Track staff training
A lot of work and resources go into staff training. But unless you track your work, your efforts might go to waste. By tracking your staff training, you can:
- Analyze statistics (who took what course, how many people were trained, and the average score) ad monitor learners’ progress.
- Determine whether the training offers a good return on investment (ROI).
- Ensure that all staff members have received compulsory compliance training.
- Document everything that’s happening as you create a learning culture in the facility
There are different ways to track staff training. Here are a few examples.
- Learning Management System (LMS) allows you to plan, implement and assess a specific learning process. With an LMS, you can upload all training materials, manage content and assign them to staff. The system also gathers data on the training process and automatically creates the necessary reports for you.
- Training Management System (TMS) is software for managing instructor-led training programs. It is built to be the center of your entire training operation. It allows you to manage all the aspects of your senior facility from the system and integrate other tools. This way, you can have a complete view of the training in one place.
- Excel and Google spreadsheet provides a free way to track and document all training. You can track training completion rate, pass/fail rate, and post-event survey results with these sheets.
Staff training is easier with the right business system, and with the suggestions above, you should have an easier time navigating the process. If you’re having a hard time implementing these systems in your senior living home, we can help. Get in touch with us today.

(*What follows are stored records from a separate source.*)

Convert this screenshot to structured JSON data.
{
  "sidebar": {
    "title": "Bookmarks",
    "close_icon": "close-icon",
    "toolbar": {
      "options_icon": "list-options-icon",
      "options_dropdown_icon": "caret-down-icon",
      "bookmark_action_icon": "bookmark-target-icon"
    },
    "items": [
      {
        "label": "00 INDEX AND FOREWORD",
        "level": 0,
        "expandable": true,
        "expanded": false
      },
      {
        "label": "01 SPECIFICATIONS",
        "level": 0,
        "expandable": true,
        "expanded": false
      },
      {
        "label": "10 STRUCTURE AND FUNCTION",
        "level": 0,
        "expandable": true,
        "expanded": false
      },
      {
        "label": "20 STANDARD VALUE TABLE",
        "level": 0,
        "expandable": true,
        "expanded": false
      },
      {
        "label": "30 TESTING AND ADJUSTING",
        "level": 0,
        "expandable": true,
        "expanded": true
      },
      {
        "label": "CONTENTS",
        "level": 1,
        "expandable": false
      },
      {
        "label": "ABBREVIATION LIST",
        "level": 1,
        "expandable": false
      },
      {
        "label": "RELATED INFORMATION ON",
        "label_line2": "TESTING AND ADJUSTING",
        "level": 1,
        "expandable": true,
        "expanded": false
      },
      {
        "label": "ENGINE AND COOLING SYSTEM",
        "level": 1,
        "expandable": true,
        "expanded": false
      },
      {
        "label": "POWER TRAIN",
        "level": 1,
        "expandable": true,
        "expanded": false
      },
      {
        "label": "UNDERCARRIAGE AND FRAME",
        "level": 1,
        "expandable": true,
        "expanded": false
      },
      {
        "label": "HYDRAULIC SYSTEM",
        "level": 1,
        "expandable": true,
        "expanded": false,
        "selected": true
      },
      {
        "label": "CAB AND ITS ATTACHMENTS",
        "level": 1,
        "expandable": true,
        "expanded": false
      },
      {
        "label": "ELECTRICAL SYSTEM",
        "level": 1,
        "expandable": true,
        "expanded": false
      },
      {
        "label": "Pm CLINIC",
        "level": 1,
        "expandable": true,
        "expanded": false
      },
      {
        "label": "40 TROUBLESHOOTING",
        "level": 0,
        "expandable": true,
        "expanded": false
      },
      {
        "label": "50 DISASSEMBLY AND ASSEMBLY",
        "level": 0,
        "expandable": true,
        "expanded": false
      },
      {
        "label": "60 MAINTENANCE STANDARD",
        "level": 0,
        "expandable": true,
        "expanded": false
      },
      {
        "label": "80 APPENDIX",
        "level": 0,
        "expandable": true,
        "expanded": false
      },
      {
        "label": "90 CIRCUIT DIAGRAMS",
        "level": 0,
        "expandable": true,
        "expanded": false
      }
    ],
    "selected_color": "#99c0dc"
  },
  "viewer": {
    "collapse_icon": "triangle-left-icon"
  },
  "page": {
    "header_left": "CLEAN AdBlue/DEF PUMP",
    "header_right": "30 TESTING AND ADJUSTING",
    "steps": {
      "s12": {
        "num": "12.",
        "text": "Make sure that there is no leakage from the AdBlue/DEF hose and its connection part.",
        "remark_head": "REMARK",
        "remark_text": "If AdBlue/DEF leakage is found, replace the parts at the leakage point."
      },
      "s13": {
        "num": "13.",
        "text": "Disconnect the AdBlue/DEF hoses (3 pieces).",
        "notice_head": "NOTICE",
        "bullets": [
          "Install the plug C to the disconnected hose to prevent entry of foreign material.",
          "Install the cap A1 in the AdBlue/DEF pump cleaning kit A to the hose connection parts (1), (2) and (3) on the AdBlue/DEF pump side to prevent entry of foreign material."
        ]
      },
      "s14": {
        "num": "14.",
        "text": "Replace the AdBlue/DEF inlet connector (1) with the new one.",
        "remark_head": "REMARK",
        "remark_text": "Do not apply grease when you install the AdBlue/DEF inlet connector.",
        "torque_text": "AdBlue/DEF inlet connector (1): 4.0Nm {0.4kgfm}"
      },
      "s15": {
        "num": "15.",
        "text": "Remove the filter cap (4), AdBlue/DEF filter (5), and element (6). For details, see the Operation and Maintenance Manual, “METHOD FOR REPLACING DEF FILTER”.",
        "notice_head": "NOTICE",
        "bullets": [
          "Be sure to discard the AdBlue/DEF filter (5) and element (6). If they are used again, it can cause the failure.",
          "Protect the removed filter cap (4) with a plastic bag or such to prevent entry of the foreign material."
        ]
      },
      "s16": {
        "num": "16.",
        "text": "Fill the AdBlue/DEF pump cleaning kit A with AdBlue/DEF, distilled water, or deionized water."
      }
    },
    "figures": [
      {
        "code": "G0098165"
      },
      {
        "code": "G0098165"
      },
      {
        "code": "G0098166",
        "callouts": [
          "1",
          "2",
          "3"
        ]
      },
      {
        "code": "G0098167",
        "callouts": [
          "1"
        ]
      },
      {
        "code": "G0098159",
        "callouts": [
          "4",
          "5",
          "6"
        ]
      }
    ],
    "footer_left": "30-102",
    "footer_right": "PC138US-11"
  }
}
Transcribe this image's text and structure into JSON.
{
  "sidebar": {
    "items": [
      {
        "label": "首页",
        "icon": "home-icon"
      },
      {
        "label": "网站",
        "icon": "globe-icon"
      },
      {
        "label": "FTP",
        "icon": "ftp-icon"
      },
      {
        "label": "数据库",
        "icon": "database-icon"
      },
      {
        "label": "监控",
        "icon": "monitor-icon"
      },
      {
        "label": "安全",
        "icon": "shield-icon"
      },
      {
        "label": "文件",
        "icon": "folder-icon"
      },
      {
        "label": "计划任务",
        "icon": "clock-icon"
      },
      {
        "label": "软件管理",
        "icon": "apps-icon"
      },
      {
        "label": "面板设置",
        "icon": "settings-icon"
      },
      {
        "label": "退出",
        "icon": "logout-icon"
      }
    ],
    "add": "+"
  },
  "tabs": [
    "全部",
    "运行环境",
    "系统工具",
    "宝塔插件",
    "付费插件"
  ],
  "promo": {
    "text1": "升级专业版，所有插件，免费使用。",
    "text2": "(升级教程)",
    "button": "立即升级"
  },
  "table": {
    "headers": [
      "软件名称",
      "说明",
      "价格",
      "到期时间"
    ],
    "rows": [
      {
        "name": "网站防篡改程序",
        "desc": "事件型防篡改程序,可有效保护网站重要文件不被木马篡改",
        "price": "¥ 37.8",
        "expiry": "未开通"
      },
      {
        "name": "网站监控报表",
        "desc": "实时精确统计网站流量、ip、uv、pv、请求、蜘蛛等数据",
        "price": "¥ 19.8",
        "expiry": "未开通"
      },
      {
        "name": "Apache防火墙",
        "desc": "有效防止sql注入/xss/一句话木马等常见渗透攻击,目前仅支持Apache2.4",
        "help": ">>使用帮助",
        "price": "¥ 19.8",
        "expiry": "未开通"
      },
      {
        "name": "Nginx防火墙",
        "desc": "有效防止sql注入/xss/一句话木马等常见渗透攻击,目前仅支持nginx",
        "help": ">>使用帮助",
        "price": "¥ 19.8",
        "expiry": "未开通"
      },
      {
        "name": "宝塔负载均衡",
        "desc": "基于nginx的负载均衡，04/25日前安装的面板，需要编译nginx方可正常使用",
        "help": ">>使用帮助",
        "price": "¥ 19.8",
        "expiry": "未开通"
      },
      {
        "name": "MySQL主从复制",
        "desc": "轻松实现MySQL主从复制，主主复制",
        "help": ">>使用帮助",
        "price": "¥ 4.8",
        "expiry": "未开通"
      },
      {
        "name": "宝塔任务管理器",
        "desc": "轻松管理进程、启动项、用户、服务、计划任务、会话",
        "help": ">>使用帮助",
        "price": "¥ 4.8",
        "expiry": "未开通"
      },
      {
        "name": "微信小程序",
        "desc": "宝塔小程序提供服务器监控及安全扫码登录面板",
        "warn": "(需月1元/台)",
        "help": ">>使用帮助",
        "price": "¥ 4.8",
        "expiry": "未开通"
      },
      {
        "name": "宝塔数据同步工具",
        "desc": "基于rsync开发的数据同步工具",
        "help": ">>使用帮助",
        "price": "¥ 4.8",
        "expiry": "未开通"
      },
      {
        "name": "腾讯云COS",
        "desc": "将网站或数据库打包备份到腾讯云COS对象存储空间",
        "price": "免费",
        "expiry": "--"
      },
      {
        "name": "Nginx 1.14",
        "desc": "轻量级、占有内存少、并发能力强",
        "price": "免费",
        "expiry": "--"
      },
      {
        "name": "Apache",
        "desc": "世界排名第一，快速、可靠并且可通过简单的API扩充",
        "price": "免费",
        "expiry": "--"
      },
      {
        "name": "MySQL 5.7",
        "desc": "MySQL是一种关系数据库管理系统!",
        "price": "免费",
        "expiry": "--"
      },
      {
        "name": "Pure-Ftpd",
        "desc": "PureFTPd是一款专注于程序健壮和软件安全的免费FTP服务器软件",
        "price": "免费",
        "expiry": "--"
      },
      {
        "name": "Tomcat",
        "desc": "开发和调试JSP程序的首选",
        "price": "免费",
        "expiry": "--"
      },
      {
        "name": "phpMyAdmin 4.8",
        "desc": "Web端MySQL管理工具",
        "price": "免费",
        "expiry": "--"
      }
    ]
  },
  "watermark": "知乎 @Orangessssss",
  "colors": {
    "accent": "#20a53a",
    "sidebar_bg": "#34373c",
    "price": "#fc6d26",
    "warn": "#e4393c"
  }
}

Sheri Bruemmer is a seasoned industry expert with expertise in growing and managing operations that support assisted living, adult foster care, and homes for the aged communities. Sheri is a certified Gerontologist, licensed Assisted Living Director, and licensed nurse as well.